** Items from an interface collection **
□ □ □ □
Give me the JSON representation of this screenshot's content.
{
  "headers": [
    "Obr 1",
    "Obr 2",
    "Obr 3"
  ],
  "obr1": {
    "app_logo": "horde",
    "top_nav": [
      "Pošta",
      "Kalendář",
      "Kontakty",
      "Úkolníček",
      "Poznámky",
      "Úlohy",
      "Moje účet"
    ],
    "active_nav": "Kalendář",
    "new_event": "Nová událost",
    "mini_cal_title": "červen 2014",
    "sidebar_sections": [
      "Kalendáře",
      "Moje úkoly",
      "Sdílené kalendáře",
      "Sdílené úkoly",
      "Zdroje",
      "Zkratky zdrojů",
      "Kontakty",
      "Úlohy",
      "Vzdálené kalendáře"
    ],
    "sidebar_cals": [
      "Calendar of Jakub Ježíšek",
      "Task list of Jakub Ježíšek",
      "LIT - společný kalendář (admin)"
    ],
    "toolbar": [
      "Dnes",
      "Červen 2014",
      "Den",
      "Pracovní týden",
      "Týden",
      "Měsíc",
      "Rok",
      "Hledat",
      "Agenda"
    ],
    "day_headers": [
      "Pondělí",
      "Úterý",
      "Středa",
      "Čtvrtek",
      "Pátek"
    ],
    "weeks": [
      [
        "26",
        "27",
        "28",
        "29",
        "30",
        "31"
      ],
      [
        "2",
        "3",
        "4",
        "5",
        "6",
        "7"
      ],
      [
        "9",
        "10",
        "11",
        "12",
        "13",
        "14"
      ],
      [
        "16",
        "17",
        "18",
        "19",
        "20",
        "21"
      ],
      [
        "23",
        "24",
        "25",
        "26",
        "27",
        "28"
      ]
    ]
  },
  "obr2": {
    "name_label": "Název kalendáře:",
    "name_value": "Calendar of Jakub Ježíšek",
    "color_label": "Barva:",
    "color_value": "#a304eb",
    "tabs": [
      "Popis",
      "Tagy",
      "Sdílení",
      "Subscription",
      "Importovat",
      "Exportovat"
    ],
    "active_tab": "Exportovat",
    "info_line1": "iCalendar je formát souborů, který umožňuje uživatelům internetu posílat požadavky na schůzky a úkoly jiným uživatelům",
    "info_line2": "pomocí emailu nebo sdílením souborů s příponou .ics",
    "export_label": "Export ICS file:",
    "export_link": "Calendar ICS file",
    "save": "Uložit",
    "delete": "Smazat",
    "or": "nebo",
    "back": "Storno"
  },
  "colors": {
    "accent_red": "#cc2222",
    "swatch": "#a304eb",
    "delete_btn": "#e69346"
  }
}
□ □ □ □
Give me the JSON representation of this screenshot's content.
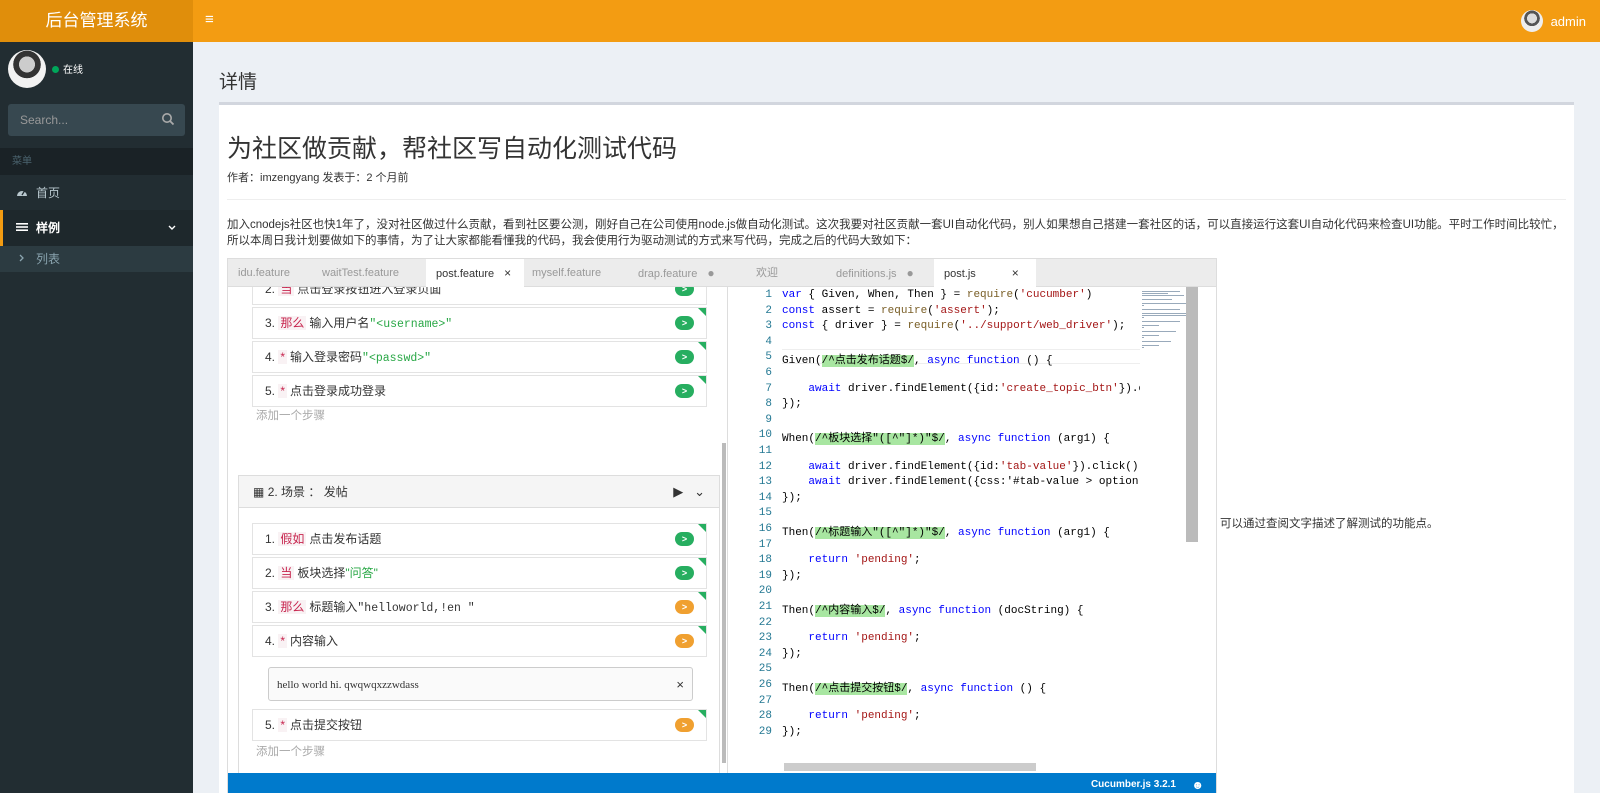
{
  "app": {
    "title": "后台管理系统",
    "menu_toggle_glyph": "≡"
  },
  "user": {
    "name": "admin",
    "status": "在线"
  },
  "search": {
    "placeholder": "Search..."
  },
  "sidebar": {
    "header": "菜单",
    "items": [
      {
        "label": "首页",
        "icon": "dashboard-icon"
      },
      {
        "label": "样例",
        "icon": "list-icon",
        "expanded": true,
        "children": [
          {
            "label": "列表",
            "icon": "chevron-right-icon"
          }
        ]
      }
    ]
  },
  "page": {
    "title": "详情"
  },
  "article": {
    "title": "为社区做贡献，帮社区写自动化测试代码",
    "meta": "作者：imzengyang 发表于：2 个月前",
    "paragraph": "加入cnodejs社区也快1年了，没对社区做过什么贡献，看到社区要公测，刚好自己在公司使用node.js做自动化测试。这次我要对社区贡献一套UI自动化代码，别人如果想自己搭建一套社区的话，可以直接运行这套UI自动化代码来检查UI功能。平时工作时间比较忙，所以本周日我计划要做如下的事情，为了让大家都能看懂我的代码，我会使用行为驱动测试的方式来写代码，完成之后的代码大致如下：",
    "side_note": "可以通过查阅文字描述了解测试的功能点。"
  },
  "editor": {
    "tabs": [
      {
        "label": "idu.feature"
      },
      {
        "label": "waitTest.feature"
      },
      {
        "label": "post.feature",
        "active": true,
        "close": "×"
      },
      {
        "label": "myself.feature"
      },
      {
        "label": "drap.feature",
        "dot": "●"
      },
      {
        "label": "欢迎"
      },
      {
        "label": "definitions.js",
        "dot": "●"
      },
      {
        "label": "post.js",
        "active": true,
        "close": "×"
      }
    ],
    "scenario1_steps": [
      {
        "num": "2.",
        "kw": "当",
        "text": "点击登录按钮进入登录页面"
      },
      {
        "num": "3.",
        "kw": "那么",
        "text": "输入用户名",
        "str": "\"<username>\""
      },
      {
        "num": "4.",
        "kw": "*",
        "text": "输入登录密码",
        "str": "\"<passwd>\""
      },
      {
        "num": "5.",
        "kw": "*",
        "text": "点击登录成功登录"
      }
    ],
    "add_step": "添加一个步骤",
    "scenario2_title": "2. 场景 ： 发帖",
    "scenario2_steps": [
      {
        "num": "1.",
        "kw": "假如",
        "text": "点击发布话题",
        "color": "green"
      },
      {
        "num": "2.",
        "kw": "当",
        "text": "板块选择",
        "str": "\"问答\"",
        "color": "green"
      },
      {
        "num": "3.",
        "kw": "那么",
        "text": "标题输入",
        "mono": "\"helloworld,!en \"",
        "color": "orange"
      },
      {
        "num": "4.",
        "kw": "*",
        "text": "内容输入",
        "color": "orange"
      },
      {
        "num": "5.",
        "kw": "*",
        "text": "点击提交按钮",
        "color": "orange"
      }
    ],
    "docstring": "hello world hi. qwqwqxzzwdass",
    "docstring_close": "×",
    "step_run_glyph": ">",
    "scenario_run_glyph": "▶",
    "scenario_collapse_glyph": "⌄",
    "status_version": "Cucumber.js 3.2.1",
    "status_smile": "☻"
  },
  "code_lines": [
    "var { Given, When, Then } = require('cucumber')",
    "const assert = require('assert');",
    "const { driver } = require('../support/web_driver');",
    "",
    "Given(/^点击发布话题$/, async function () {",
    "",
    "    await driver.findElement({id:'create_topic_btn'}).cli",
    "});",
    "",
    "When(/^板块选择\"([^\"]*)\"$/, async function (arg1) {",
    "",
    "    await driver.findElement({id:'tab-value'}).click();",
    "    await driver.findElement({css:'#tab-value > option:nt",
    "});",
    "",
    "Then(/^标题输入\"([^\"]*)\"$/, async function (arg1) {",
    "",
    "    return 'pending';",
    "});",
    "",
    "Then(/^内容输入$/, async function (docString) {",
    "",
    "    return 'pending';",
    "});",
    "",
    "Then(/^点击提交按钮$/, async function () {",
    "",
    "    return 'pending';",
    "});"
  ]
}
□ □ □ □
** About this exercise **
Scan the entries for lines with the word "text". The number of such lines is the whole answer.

** Solution to the exercise **
9